Ten Pet Snake Health Tips
When you first start out learning how to look after a pet snake you find out that there is a lot to learn, but you quickly realize that most of it just makes common sense when it comes to properly caring for your pet snake health and wellbeing.
The fundamental things to be aware of are what does a snake eat, how much and how often, and what kind of snake cage and environmental conditions does it require. And making sure that you are providing clean and hygienic living conditions suited to the needs of your pet snake to keep it healthy and happy in your care.
In here I list ten of the basic pet snake health tips that you need to know:
- Select a Healthy Snake to Adopt
When choosing a snake, get one that is well fleshed with clear eyes, no cuts, no mites or ticks, and is alert. The snake should appear curious and grip you firmly but gently when you handle it.
You should be there when the snakes are fed so that you can observe them and make sure that the snakes you are picking from are all eating well.
Captive bred snakes are more suited for pets than buying a wild born snake. Snakes born in the wild are normally very stressed from the capture process and the transportation to the pet supplier. Wild snakes are also likely to have a large parasite load.
- Get the Right Size Cage for Your Breed of Snake
Your enclosure should normally be about two-thirds the size of its body length. If your snake is six feet long, then the cage should be at least four feet long.
You can always make the enclosure longer than the snake but your snake will be comfortable in a smaller cage then the length of your snake.
Remember to upgrade the enclosure as your snake grows as it needs to increase in size in relation to the snake body length.
- Keep the Snake Enclosure Humid
Snakes are sensitive to temperature and humidity factors, and you should always ensure their enclosure is kept at the right temperature. Check a reliable snake pet book to learn what the optimal conditions are for your breed of snake.
- Keep the Feeding of Your Snake Simple Safe and Hygienic
When you buy your snake you need to first be sure to select a pet snake that will happily eat thawed rodents (that you buy frozen from the pet store) and are not overly fussy in their feeding requirements.
Feeding your snake live rodents, even small mice, can hurt your snake - and it is NOT entertainment for an audience of your friends, so don't do it.
The dead animal for feeding should not be wider than the snake's own head. Snakes do not eat very often and you can stock the pre-killed and frozen mice in your freezer.
- Learn how Much and how Often to Feed Your Snake
Get expert advice on the amount and kind of food is optimal for your pet snake and the frequency of feeding.
Snakes may eat almost anything that's fed to them and they will usually regurgitate the meal after a day or two if they have been overfed.
- Make Sure Your Snake Cage is Secure
The snake cage, terrarium, enclosure etc should always be well planned and ventilated, but also thoroughly secured to prevent the snake escaping
Breeds such as corn snakes can be excellent escape artists and you can lose your pet snake very quickly if you are not careful.

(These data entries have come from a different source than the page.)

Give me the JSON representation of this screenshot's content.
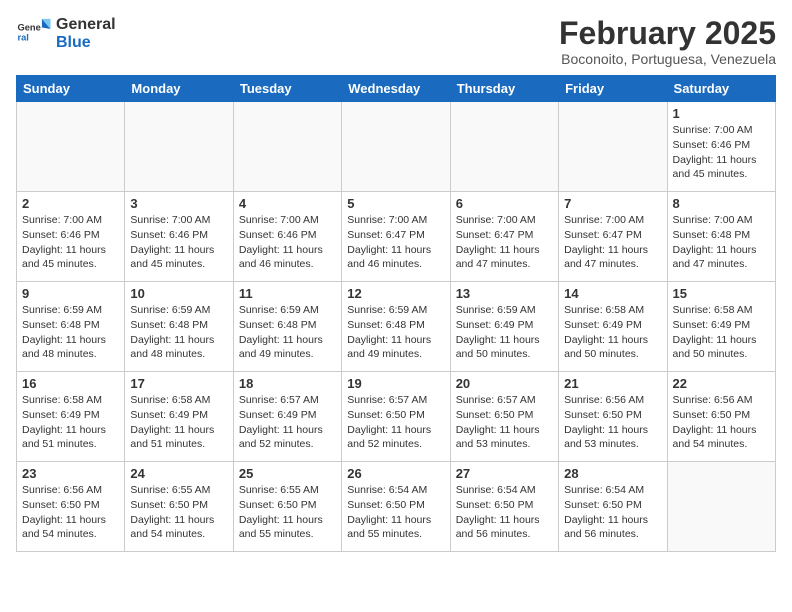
{
  "header": {
    "logo_general": "General",
    "logo_blue": "Blue",
    "title": "February 2025",
    "subtitle": "Boconoito, Portuguesa, Venezuela"
  },
  "calendar": {
    "days_of_week": [
      "Sunday",
      "Monday",
      "Tuesday",
      "Wednesday",
      "Thursday",
      "Friday",
      "Saturday"
    ],
    "weeks": [
      [
        {
          "day": "",
          "info": ""
        },
        {
          "day": "",
          "info": ""
        },
        {
          "day": "",
          "info": ""
        },
        {
          "day": "",
          "info": ""
        },
        {
          "day": "",
          "info": ""
        },
        {
          "day": "",
          "info": ""
        },
        {
          "day": "1",
          "info": "Sunrise: 7:00 AM\nSunset: 6:46 PM\nDaylight: 11 hours and 45 minutes."
        }
      ],
      [
        {
          "day": "2",
          "info": "Sunrise: 7:00 AM\nSunset: 6:46 PM\nDaylight: 11 hours and 45 minutes."
        },
        {
          "day": "3",
          "info": "Sunrise: 7:00 AM\nSunset: 6:46 PM\nDaylight: 11 hours and 45 minutes."
        },
        {
          "day": "4",
          "info": "Sunrise: 7:00 AM\nSunset: 6:46 PM\nDaylight: 11 hours and 46 minutes."
        },
        {
          "day": "5",
          "info": "Sunrise: 7:00 AM\nSunset: 6:47 PM\nDaylight: 11 hours and 46 minutes."
        },
        {
          "day": "6",
          "info": "Sunrise: 7:00 AM\nSunset: 6:47 PM\nDaylight: 11 hours and 47 minutes."
        },
        {
          "day": "7",
          "info": "Sunrise: 7:00 AM\nSunset: 6:47 PM\nDaylight: 11 hours and 47 minutes."
        },
        {
          "day": "8",
          "info": "Sunrise: 7:00 AM\nSunset: 6:48 PM\nDaylight: 11 hours and 47 minutes."
        }
      ],
      [
        {
          "day": "9",
          "info": "Sunrise: 6:59 AM\nSunset: 6:48 PM\nDaylight: 11 hours and 48 minutes."
        },
        {
          "day": "10",
          "info": "Sunrise: 6:59 AM\nSunset: 6:48 PM\nDaylight: 11 hours and 48 minutes."
        },
        {
          "day": "11",
          "info": "Sunrise: 6:59 AM\nSunset: 6:48 PM\nDaylight: 11 hours and 49 minutes."
        },
        {
          "day": "12",
          "info": "Sunrise: 6:59 AM\nSunset: 6:48 PM\nDaylight: 11 hours and 49 minutes."
        },
        {
          "day": "13",
          "info": "Sunrise: 6:59 AM\nSunset: 6:49 PM\nDaylight: 11 hours and 50 minutes."
        },
        {
          "day": "14",
          "info": "Sunrise: 6:58 AM\nSunset: 6:49 PM\nDaylight: 11 hours and 50 minutes."
        },
        {
          "day": "15",
          "info": "Sunrise: 6:58 AM\nSunset: 6:49 PM\nDaylight: 11 hours and 50 minutes."
        }
      ],
      [
        {
          "day": "16",
          "info": "Sunrise: 6:58 AM\nSunset: 6:49 PM\nDaylight: 11 hours and 51 minutes."
        },
        {
          "day": "17",
          "info": "Sunrise: 6:58 AM\nSunset: 6:49 PM\nDaylight: 11 hours and 51 minutes."
        },
        {
          "day": "18",
          "info": "Sunrise: 6:57 AM\nSunset: 6:49 PM\nDaylight: 11 hours and 52 minutes."
        },
        {
          "day": "19",
          "info": "Sunrise: 6:57 AM\nSunset: 6:50 PM\nDaylight: 11 hours and 52 minutes."
        },
        {
          "day": "20",
          "info": "Sunrise: 6:57 AM\nSunset: 6:50 PM\nDaylight: 11 hours and 53 minutes."
        },
        {
          "day": "21",
          "info": "Sunrise: 6:56 AM\nSunset: 6:50 PM\nDaylight: 11 hours and 53 minutes."
        },
        {
          "day": "22",
          "info": "Sunrise: 6:56 AM\nSunset: 6:50 PM\nDaylight: 11 hours and 54 minutes."
        }
      ],
      [
        {
          "day": "23",
          "info": "Sunrise: 6:56 AM\nSunset: 6:50 PM\nDaylight: 11 hours and 54 minutes."
        },
        {
          "day": "24",
          "info": "Sunrise: 6:55 AM\nSunset: 6:50 PM\nDaylight: 11 hours and 54 minutes."
        },
        {
          "day": "25",
          "info": "Sunrise: 6:55 AM\nSunset: 6:50 PM\nDaylight: 11 hours and 55 minutes."
        },
        {
          "day": "26",
          "info": "Sunrise: 6:54 AM\nSunset: 6:50 PM\nDaylight: 11 hours and 55 minutes."
        },
        {
          "day": "27",
          "info": "Sunrise: 6:54 AM\nSunset: 6:50 PM\nDaylight: 11 hours and 56 minutes."
        },
        {
          "day": "28",
          "info": "Sunrise: 6:54 AM\nSunset: 6:50 PM\nDaylight: 11 hours and 56 minutes."
        },
        {
          "day": "",
          "info": ""
        }
      ]
    ]
  }
}
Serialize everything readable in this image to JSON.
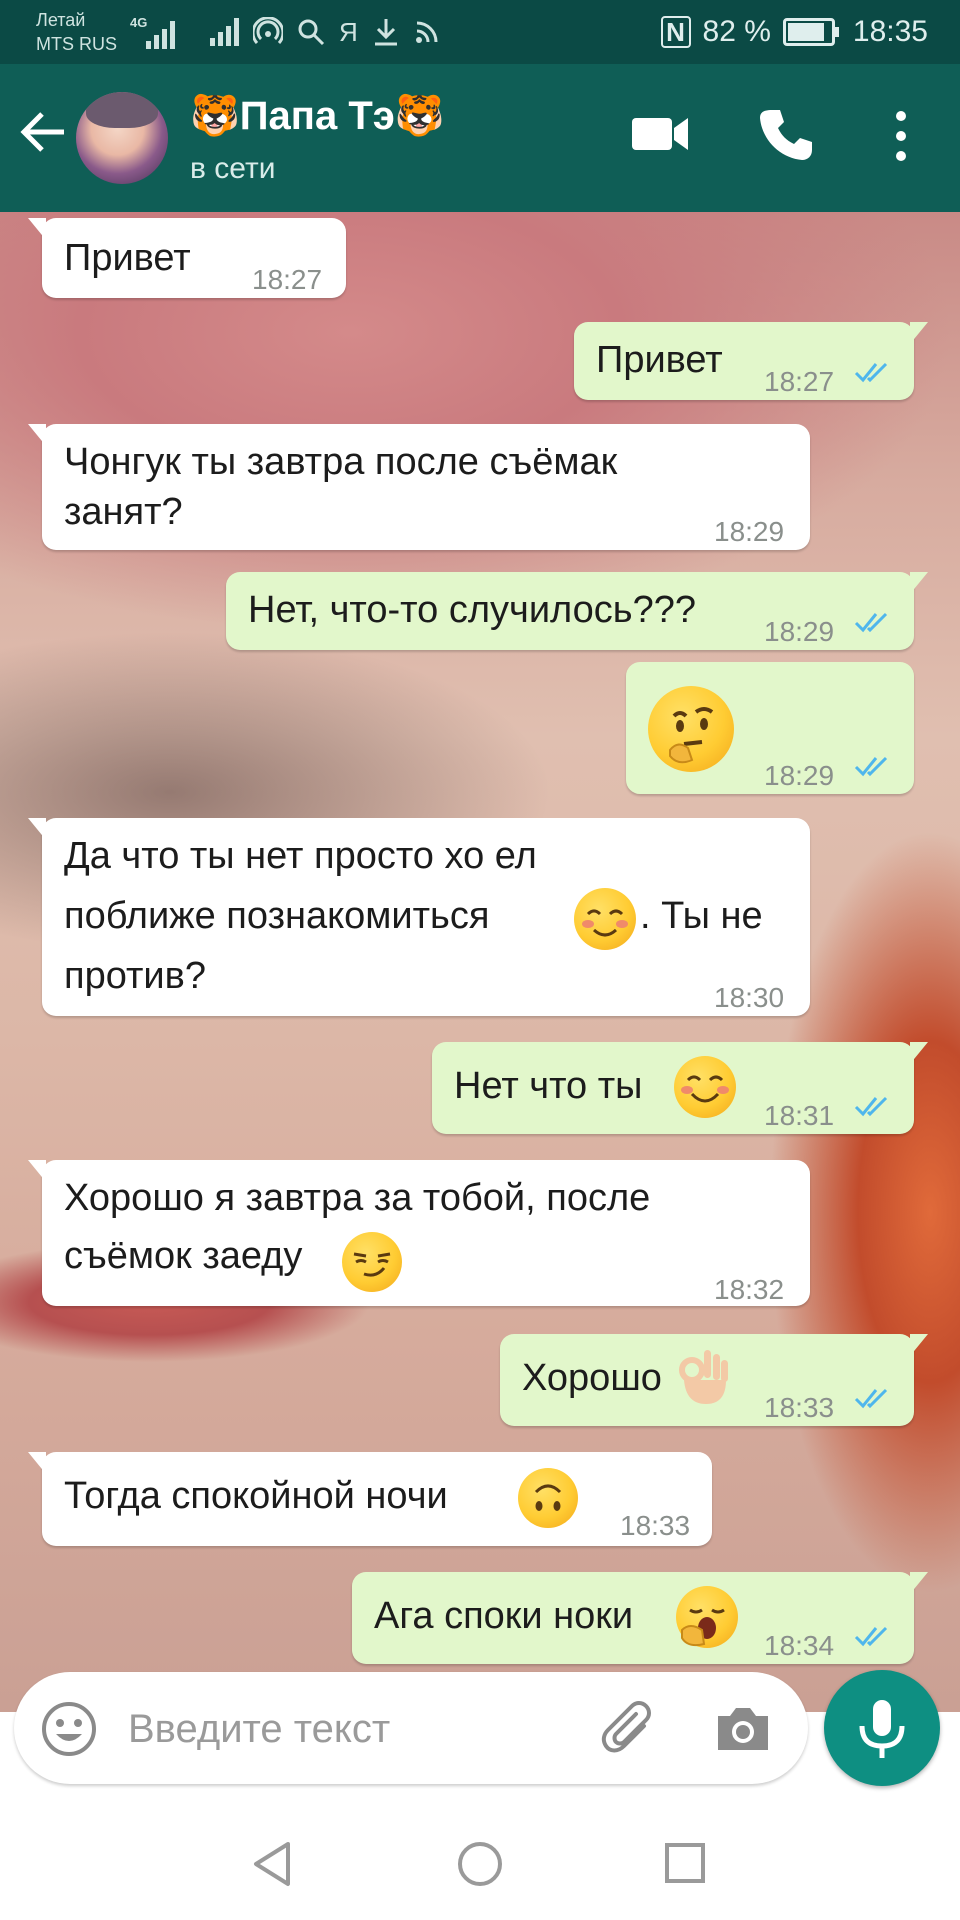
{
  "status_bar": {
    "carrier_top": "Летай",
    "carrier_bottom": "MTS RUS",
    "network": "4G",
    "yandex_icon": "Я",
    "battery": "82 %",
    "time": "18:35",
    "icons": [
      "signal-bars-icon",
      "wifi-hotspot-icon",
      "search-icon",
      "download-icon",
      "rss-icon",
      "nfc-icon",
      "battery-icon"
    ]
  },
  "header": {
    "title": "🐯Папа Тэ🐯",
    "status": "в сети",
    "colors": {
      "bar": "#0f5e56",
      "statusbar": "#0b4a45"
    }
  },
  "messages": [
    {
      "dir": "in",
      "text": "Привет",
      "time": "18:27"
    },
    {
      "dir": "out",
      "text": "Привет",
      "time": "18:27",
      "read": true
    },
    {
      "dir": "in",
      "lines": [
        "Чонгук ты завтра после съёмак",
        "занят?"
      ],
      "time": "18:29"
    },
    {
      "dir": "out",
      "text": "Нет, что-то случилось???",
      "time": "18:29",
      "read": true
    },
    {
      "dir": "out",
      "emoji": "thinking-face",
      "time": "18:29",
      "read": true
    },
    {
      "dir": "in",
      "lines": [
        "Да что ты нет просто хо ел",
        "поближе познакомиться",
        ". Ты не",
        "против?"
      ],
      "emoji": "smiling-face-blush",
      "time": "18:30"
    },
    {
      "dir": "out",
      "text": "Нет что ты",
      "emoji": "smiling-face",
      "time": "18:31",
      "read": true
    },
    {
      "dir": "in",
      "lines": [
        "Хорошо я завтра за тобой, после",
        "съёмок заеду"
      ],
      "emoji": "smirking-face",
      "time": "18:32"
    },
    {
      "dir": "out",
      "text": "Хорошо",
      "emoji": "ok-hand",
      "time": "18:33",
      "read": true
    },
    {
      "dir": "in",
      "text": "Тогда спокойной ночи",
      "emoji": "upside-down-face",
      "time": "18:33"
    },
    {
      "dir": "out",
      "text": "Ага споки ноки",
      "emoji": "yawning-face",
      "time": "18:34",
      "read": true
    }
  ],
  "input": {
    "placeholder": "Введите текст"
  },
  "colors": {
    "outgoing": "#e2f7cb",
    "incoming": "#ffffff",
    "ticks": "#4fb6ec",
    "mic": "#0e8f82"
  }
}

They will even push at the enclosure lid with their noses to look for any weaknesses in the cage or doorways.
- Keep a Constant Supply of Fresh Water.
Snakes defecate in water and also soak themselves especially before shedding.
You need to make sure to check the water regularly and replace it with clean water as soon as there are signs of pollution in it.
Buy a heavy dish or container so that it won't be tipped over when the snake slides around in it.
It is good to place several water dishes in the snake cage which also help to establish the proper humidity for the snake.
- Create Hiding Places for Your Snake To Feel Secure.
Hiding places should be placed in both the warm and cool ends of the enclosure.
Pieces of bark with hollow areas or curved shape to make a 'cave' are good to use for snake hiding spots if placed on a substrate that lets the snakes burrow underneath them.
You can get a big variety of snake caves and wooden structures for snakes to hide in from pet shops and online at Amazon. These are also usually easy to keep clean and hygienic as well.
Add some smooth tree branches as well for the snake to climb and coil onto. You can get these online as well.
- Provide a range of temperatures in the cage
Your snake needs to be able to find a variety of locations for both heat and cool as it may need during the different times of the day.
Since it can't travel around a garden to find its ideal temperature for any given time, like a rock to sleep on top of for warm sunlight, or underneath it for coolness, you need to make sure you offer some variety of temperatures inside the enclosure for it to select from.
One end of the enclosure should be cooler and the temperature ideally should gradually warm up more towards the other end of the cage.
You can get a full-spectrum incandescent light to sit above the enclosure that can provide some heat as well as serve as a sunny basking spot.
- Use appropriate bedding for the snake cage
Newspaper is good to use as a substrate. It is very cheap and is replaced easily as soon as it becomes soiled. Astroturf is also a good pop smoke braids with beads alternative that you can buy online.
Astroturf can be cleaned, dried and reused several times before it wears out. Soak the soiled turf in one gallon of water that you add 2 tablespoons of bleach to, then wash well, rinse it in clean water and dry it well before you put it back in the cage.
Snakes will live long and healthy lives as long as you learn how to look after a pet snake and provide them their basic needs and avoid over-feeding them.